Items from an interface collection:
:::

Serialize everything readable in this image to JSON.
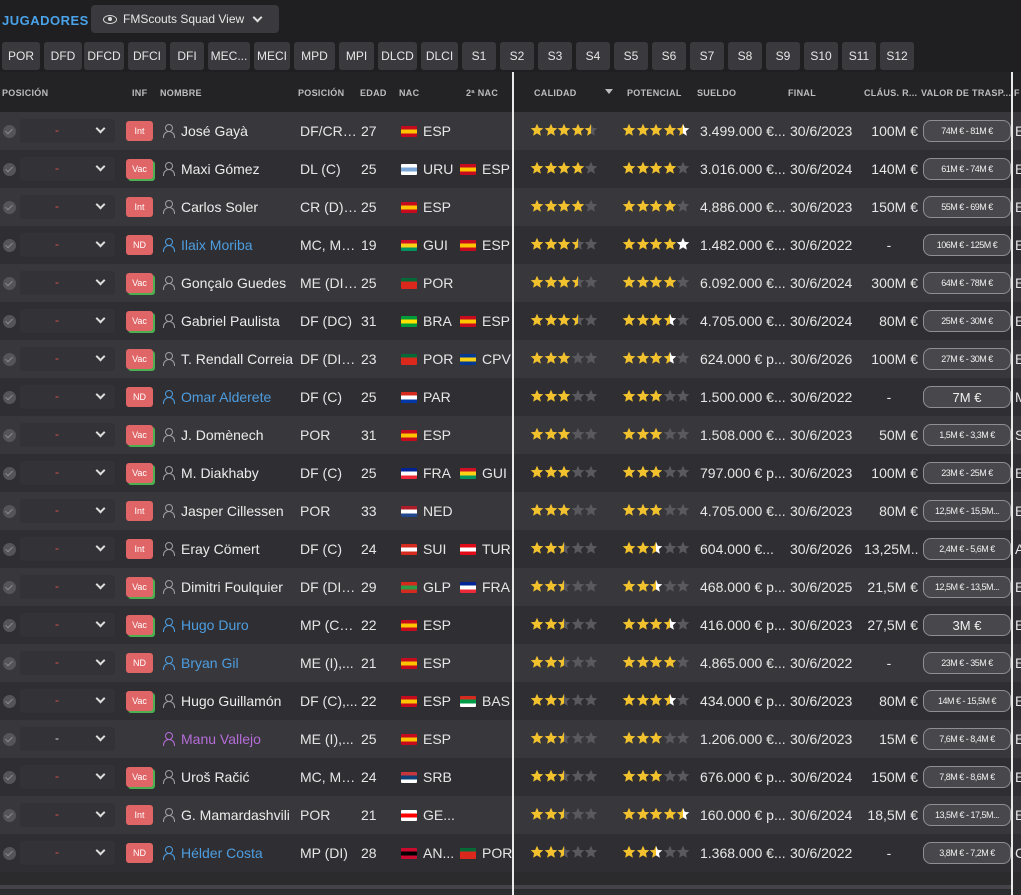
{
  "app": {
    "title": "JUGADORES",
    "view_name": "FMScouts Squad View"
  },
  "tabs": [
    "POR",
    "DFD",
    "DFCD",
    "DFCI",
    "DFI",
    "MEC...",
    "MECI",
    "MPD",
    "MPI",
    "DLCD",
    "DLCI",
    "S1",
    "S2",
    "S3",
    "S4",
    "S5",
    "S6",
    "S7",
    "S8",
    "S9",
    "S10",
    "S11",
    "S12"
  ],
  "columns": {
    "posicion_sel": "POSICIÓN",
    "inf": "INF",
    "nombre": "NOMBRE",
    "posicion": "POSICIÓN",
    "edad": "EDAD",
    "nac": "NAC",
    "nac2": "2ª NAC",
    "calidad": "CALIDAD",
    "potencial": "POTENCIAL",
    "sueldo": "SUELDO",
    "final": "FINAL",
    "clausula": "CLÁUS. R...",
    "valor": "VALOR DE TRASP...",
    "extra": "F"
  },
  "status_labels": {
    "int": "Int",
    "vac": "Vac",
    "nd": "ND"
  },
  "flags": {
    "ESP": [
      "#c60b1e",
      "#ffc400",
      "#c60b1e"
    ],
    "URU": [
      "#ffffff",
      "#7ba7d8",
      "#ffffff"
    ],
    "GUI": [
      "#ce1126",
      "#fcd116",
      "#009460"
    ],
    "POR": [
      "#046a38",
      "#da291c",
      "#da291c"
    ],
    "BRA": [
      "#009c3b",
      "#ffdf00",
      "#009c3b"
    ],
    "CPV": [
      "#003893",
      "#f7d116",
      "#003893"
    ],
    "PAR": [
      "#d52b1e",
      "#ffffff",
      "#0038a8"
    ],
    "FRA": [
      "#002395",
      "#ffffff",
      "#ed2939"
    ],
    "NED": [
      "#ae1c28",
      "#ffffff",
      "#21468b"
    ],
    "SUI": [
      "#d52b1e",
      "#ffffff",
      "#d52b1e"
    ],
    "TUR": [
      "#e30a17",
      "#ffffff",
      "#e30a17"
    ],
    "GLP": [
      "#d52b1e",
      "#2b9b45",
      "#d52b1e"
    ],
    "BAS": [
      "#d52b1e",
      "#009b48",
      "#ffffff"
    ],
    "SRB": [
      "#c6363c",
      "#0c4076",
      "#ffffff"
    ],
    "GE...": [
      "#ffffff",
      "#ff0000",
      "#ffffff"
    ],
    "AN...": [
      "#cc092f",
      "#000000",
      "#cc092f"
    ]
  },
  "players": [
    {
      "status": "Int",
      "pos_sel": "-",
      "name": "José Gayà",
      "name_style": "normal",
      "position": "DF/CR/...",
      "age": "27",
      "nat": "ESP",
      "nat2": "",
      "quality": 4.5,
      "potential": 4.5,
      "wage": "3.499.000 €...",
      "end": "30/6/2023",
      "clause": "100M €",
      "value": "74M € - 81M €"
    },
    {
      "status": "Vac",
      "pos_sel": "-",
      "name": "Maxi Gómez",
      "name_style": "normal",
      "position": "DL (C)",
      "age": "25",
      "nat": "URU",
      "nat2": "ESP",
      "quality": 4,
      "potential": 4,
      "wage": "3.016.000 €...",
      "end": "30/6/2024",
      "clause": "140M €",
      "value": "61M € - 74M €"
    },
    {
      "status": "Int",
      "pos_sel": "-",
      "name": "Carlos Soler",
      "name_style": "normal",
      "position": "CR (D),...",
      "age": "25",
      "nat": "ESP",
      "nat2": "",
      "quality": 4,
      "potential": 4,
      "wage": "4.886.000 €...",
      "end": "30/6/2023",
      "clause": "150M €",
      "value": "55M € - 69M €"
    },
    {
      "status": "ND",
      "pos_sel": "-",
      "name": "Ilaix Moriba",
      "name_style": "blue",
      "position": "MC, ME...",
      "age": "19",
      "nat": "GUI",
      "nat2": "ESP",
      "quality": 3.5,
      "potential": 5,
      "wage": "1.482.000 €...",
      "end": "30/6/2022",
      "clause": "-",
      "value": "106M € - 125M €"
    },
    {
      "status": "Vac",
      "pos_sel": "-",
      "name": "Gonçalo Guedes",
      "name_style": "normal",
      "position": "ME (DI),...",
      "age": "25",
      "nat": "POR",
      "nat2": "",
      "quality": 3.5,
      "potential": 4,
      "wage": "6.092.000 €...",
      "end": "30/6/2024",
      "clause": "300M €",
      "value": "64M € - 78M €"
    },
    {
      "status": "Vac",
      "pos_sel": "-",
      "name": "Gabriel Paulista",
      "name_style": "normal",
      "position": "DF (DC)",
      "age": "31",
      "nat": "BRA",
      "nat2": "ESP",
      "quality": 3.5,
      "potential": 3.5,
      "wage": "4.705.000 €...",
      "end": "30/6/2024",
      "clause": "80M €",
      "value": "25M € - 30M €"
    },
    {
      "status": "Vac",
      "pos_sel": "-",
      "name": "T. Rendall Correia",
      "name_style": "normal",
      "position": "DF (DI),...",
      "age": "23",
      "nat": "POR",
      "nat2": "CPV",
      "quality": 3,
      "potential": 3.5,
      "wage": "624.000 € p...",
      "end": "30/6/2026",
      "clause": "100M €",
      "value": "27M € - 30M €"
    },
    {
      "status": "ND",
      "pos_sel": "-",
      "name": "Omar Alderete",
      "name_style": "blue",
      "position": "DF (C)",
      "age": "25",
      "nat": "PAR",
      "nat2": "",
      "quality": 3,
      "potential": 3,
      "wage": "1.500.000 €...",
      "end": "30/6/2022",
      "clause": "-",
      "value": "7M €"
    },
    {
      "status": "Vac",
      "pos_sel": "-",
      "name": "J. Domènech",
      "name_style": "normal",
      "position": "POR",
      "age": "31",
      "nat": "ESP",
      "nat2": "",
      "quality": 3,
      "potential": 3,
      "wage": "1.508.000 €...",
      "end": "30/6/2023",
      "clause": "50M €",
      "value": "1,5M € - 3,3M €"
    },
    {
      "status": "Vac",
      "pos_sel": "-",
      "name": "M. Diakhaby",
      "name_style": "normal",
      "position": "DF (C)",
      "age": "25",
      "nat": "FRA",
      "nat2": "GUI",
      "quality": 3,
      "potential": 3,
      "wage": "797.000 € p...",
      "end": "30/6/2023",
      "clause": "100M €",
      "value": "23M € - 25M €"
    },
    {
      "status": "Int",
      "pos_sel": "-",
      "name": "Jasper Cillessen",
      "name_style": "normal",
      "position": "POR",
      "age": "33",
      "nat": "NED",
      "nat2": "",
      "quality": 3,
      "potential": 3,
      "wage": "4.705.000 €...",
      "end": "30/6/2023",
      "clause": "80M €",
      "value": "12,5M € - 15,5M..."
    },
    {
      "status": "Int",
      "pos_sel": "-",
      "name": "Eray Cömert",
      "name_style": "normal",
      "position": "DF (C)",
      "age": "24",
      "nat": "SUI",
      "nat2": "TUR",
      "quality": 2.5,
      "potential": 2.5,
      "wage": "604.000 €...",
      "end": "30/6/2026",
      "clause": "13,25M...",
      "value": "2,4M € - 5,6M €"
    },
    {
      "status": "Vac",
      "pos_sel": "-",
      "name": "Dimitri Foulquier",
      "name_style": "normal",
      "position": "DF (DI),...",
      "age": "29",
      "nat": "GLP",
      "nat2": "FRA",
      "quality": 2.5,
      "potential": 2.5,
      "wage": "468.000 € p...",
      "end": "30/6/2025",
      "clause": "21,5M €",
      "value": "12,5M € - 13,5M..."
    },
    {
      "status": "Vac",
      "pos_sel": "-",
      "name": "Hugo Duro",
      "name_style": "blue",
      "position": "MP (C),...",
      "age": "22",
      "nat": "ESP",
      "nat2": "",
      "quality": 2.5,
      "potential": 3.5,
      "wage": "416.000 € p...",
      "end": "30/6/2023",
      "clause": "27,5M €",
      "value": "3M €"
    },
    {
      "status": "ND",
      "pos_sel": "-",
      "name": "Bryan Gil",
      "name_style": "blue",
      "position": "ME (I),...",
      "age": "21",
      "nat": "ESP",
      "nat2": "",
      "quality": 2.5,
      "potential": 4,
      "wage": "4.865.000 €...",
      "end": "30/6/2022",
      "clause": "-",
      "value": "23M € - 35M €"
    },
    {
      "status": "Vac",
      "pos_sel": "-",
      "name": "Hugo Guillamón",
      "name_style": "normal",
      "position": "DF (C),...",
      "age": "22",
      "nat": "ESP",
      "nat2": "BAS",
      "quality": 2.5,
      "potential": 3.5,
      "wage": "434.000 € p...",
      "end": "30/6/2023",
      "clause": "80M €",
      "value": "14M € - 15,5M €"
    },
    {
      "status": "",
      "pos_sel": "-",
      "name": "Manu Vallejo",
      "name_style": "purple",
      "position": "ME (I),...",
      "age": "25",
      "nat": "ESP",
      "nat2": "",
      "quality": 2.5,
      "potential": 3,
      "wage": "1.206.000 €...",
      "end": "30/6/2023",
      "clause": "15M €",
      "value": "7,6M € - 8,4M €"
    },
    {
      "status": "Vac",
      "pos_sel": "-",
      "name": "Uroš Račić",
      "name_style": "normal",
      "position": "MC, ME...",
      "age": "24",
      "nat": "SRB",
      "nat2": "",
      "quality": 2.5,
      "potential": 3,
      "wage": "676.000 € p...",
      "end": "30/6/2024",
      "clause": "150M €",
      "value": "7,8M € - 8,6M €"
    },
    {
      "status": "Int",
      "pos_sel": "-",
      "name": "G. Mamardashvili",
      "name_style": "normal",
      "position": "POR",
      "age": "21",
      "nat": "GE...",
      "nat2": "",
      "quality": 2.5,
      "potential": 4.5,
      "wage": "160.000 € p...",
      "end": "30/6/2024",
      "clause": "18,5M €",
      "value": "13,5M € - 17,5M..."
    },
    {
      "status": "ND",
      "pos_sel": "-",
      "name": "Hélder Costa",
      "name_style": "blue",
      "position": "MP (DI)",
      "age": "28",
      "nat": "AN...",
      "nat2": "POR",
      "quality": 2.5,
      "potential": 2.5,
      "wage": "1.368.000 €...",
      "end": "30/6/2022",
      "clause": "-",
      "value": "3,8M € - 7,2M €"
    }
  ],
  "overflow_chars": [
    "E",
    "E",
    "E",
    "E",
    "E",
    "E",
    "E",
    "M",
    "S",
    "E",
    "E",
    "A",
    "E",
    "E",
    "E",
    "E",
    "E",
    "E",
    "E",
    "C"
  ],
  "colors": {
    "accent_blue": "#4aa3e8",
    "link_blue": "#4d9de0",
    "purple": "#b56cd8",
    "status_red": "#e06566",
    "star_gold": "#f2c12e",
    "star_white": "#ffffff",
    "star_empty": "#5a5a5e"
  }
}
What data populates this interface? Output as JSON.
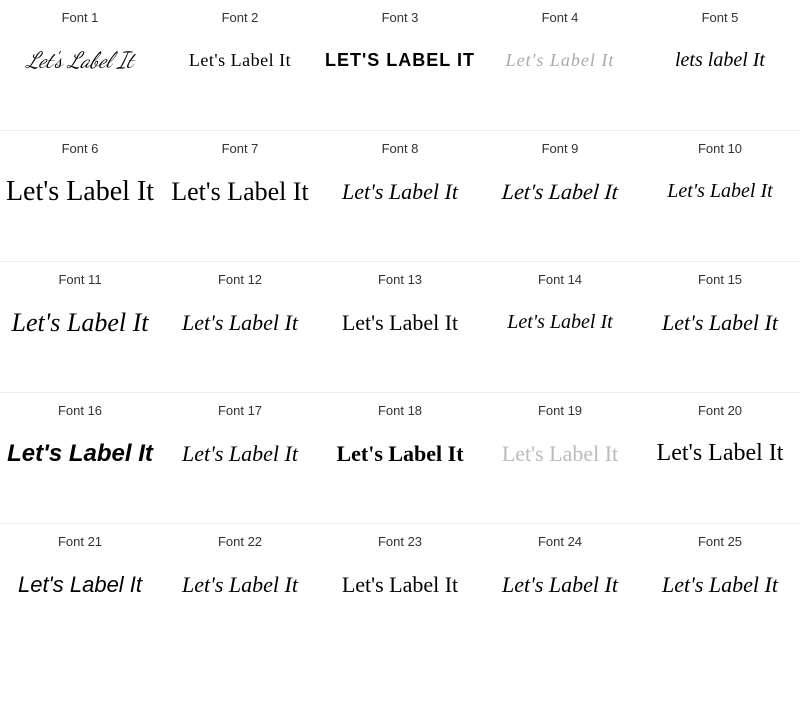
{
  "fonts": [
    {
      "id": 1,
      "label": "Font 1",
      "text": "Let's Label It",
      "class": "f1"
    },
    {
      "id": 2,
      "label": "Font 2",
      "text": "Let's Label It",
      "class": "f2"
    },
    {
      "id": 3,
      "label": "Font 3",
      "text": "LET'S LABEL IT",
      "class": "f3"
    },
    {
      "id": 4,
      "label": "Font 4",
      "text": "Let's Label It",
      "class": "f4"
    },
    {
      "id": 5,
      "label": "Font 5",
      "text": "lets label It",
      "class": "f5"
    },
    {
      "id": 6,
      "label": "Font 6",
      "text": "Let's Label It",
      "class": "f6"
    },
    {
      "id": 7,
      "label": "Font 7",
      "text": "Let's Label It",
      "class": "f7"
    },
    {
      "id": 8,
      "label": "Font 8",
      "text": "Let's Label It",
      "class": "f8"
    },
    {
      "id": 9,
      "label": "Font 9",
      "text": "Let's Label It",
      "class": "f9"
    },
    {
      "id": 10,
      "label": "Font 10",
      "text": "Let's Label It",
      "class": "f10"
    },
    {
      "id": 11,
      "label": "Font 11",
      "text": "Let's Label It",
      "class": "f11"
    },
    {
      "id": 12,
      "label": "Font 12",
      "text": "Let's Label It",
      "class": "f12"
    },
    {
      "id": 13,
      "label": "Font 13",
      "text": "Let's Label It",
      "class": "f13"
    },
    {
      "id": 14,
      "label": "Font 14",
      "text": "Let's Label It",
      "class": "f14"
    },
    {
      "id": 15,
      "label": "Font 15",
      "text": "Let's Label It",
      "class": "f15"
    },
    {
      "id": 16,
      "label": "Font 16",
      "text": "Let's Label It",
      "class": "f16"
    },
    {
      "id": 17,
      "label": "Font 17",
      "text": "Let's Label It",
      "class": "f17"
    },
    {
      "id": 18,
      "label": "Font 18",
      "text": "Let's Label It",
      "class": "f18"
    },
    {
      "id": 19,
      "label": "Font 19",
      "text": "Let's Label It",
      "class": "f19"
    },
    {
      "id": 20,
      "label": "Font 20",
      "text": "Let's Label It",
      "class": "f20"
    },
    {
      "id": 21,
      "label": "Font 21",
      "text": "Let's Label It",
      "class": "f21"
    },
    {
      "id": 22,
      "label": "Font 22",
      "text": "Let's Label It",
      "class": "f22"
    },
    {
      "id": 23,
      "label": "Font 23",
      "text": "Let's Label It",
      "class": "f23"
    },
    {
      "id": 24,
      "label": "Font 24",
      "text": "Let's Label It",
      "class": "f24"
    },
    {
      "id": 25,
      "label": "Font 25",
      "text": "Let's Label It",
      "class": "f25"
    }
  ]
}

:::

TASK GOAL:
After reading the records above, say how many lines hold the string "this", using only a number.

YOUR SOLUTION:
2